Boasting one of the slickest back lines in the tournament, the Wallabies struggled to live up to their billing and the Irish got home on the back of four penalties and a drop goal.
As much as full back Kurtley Beale tried to weave his magic from the back, Ireland stood firm with a defence that refused to buckle under anything that the Wallabies threw at them .
Having won 20 of their 29 clashes with Ireland, with another match being drawn, Australia were favourites on paper, though these two countries have produced some epic battles over the years.
The Wallabies’ preparations suffered late setbacks, with star flanker David Pocock withdrawing on the morning of the game with a back strain. He was replaced by his Western Force teammate Ben McCalman, while Tatafu Polota-Nau came into the front-row for an ill Stephen Moore.
It was a lively start, the Wallabies immediately putting pressure on the Irish after Keith Earls put his foot into touch from Quade Cooper’s kick-off.
Australia had their first chance for points in the fifth minute after full back Rob Kearney was penalised for a high tackle on his opposite number Kurtley Beale, but wing James O’Connor sent his shot just wide of the left-hand upright.
O’Connor, back in the starting side, made no mistake from in front six minutes later after the Wallabies were gifted a penalty from a scrum five metres out.
Ireland had their first chance to get on the scoreboard but fly half Jonathan Sexton’s long-range penalty from just inside half-way went wide. However, he drew his side level at 3-3 with a much easier effort after 15 minutes.
Australia then had to weather an onslaught from Ireland and Sexton put the Irish ahead 6-3 with only his second drop goal in international rugby.
O’Connor squared things up in the 24th minute after the Irish were caught offside. With the Wallabies upping the tempo in attack, they were gifted another three-point chance when the Irish were penalised for hands in the ruck, but O’Connor could not convert.
Sexton missed another long-range penalty seven minutes from half-time as both sides struggled to break the line in attack.
The Wallabies were again caught offside in the 49th and Sexton landed his third penalty to put Ireland 9-6 ahead.
Minutes later, Australia again infringed at the scrum but they were fortunate that Sexton’s relatively easy attempt rattled off the upright.
It was the Will Genia-Quade Cooper combination that almost found a way through wide on the right but Cooper’s final pass went astray with the line in sight.
But again Australia’s scrum conceded a penalty and this time it was a gift for Ronan O’Gara, who had come on as a replacement in the 48th minute. At 12-6 ahead in 61st minute, Ireland sniffed a victory and Australia were desperate for a break.
Australia needed all their resolve to keep Ireland out in the 67th minute, a timely penalty coming just in the nick of time as Ireland were bearing down on their line.

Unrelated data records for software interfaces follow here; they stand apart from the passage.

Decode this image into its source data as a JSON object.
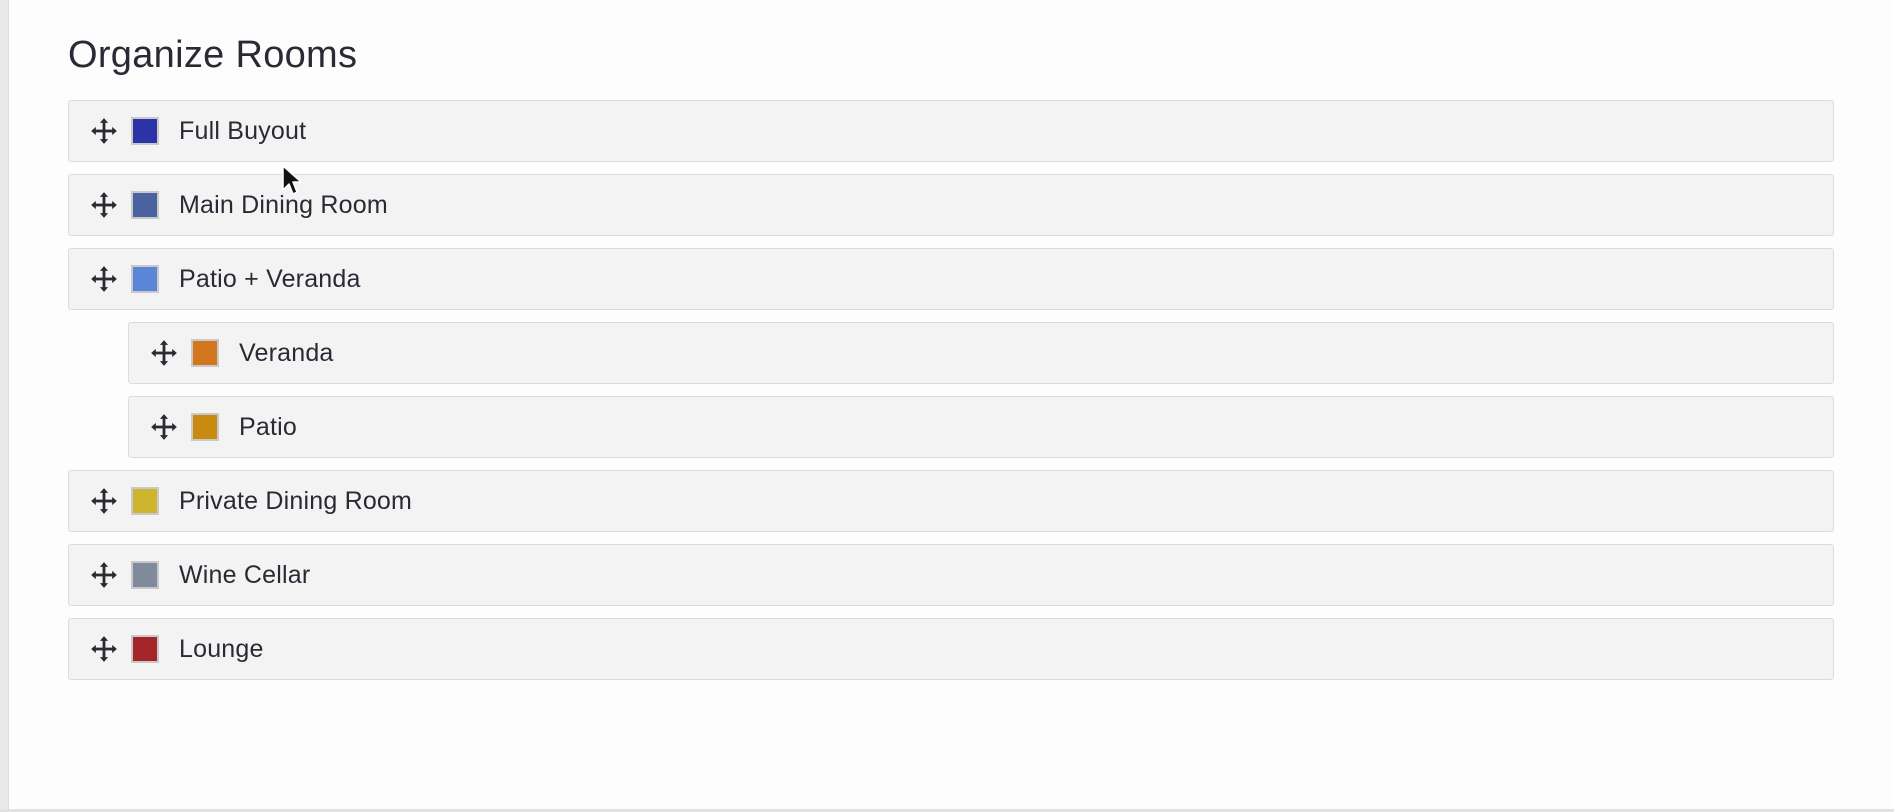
{
  "page": {
    "title": "Organize Rooms"
  },
  "icons": {
    "drag": "move-arrows-icon",
    "cursor": "mouse-pointer-icon"
  },
  "rooms": [
    {
      "label": "Full Buyout",
      "color": "#2b33a6",
      "level": 0
    },
    {
      "label": "Main Dining Room",
      "color": "#4a62a0",
      "level": 0
    },
    {
      "label": "Patio + Veranda",
      "color": "#5b85d9",
      "level": 0
    },
    {
      "label": "Veranda",
      "color": "#d4761e",
      "level": 1
    },
    {
      "label": "Patio",
      "color": "#c98a12",
      "level": 1
    },
    {
      "label": "Private Dining Room",
      "color": "#cdb52e",
      "level": 0
    },
    {
      "label": "Wine Cellar",
      "color": "#7f8b9a",
      "level": 0
    },
    {
      "label": "Lounge",
      "color": "#a42429",
      "level": 0
    }
  ]
}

But another collapsed scrum virtually in front minutes later gifted O’Gara another penalty to put Ireland 15-6 with 10 minutes left.
Australia were camped all over Ireland’s line in the closing minutes but could not break through.
It took some desperate cover defence to stop Tommy Bowe from almost running the length of the field after intercepting a stray pass from Cooper in the last few minutes.
Quade Cooper (AUS), On the Eden Park crowd supporting Ireland: “There definitely was a lot of Irish support. That could have helped them. But they played a very good game. We didn’t play our best, so full credit to them.”
On the Irish team: “We knew the quality they had in their side. It was one of those games which was a real arm wrestle, but they came out on top, the way they dominated at the breakdown. Then we were in a position where we had to play catch-up football. They played hard on the ball and kept getting turnover after turnover. They kept attacking the breakdown, getting the penalty and kicking three points. When you do it over and over the scoreboard keeps ticking over.”
On the road ahead: “It’s a tough one, but one everyone is up for. It isn’t the end of the road for us. It just makes the road tougher.”
On losing: “It’s never a good feeling when you lose a game, especially important games like the World Cup We’ve got to look at ourselves and say we messed up.”
On not winning at Eden Park for 25 years: “A ground’s a ground. The way they played tonight, they would have played well on any ground.”
Stephen Ferris (IRE)
On Ireland’s scrum: “Our scrum was unbelievable all night. We always knew we were capable of it. We showed that when we played against England in the Six Nations. We’ve done a lot of work on it and it’s paying dividends.”
Keith Earls (IRE)
On what the victory means for Ireland: “We, as Irish, tend to be negative. But tonight we showed we could do it. It’s massive. It’s up there with Grand Slams, to beat the Tri Nations champions.
“It’s definitely one of the best games I’ve ever played in. I’ve been getting texts from back home. Limerick and Dublin are going crazy. It’s a real lift for the people back home.”